The relationship between Baghdad and Erbil has been strained ever since Iraq managed to eliminate the threat of the Islamic State. Both sides perceive the other’s endeavors with anxiety but are too cautious to entirely shut the door on a future amicable settlement. Today, as both sides struggle to survive the economic impact of COVID having been forced to postpone important projects, a conflict between the two seems increasingly likely. At the same time, finding a mutually agreeable solution to the Iraqi-Kurdish division would massively benefit both parties. For the two sides to come to an agreement, there are multiple hurdles that must be overcome. First and foremost, Iraq desperately needs money as the fiscal breakeven level stipulated in its 2021 federal budget stands at 63 USD per barrel of oil. The Kurdish government, which is even more dependent on crude revenues than the notoriously oil-reliant Iraq, employs roughly half of the entire workforce in the region and has failed to pay out public sector salaries in a timely and adequate fashion. Thus, neither side has the freedom to act magnanimously and let go of funds that the populace might perceive as political misallocation.

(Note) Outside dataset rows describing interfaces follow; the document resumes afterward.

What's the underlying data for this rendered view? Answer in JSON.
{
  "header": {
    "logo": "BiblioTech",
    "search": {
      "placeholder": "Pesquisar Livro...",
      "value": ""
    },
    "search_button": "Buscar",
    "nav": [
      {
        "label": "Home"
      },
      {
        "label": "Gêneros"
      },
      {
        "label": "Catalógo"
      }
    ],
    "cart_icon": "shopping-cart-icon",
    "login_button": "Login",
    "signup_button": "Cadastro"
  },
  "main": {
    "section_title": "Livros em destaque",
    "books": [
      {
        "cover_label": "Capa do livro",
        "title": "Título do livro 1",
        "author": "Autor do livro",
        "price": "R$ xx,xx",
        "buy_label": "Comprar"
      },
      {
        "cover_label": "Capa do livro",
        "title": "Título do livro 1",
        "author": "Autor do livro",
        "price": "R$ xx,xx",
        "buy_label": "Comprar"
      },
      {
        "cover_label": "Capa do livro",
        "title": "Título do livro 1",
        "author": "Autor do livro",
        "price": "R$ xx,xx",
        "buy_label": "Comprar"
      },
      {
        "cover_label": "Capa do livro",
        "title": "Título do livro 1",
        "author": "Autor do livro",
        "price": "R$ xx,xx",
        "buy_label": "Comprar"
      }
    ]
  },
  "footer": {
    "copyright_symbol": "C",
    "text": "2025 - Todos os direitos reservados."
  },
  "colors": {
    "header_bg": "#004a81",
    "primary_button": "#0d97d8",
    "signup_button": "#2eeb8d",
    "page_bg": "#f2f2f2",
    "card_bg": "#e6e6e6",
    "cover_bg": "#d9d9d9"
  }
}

A member of the Patriotic Union of Iraqi Kurdistan party noted that Turkey is strengthening its military presence in the Kurdish region in the north of Iraq.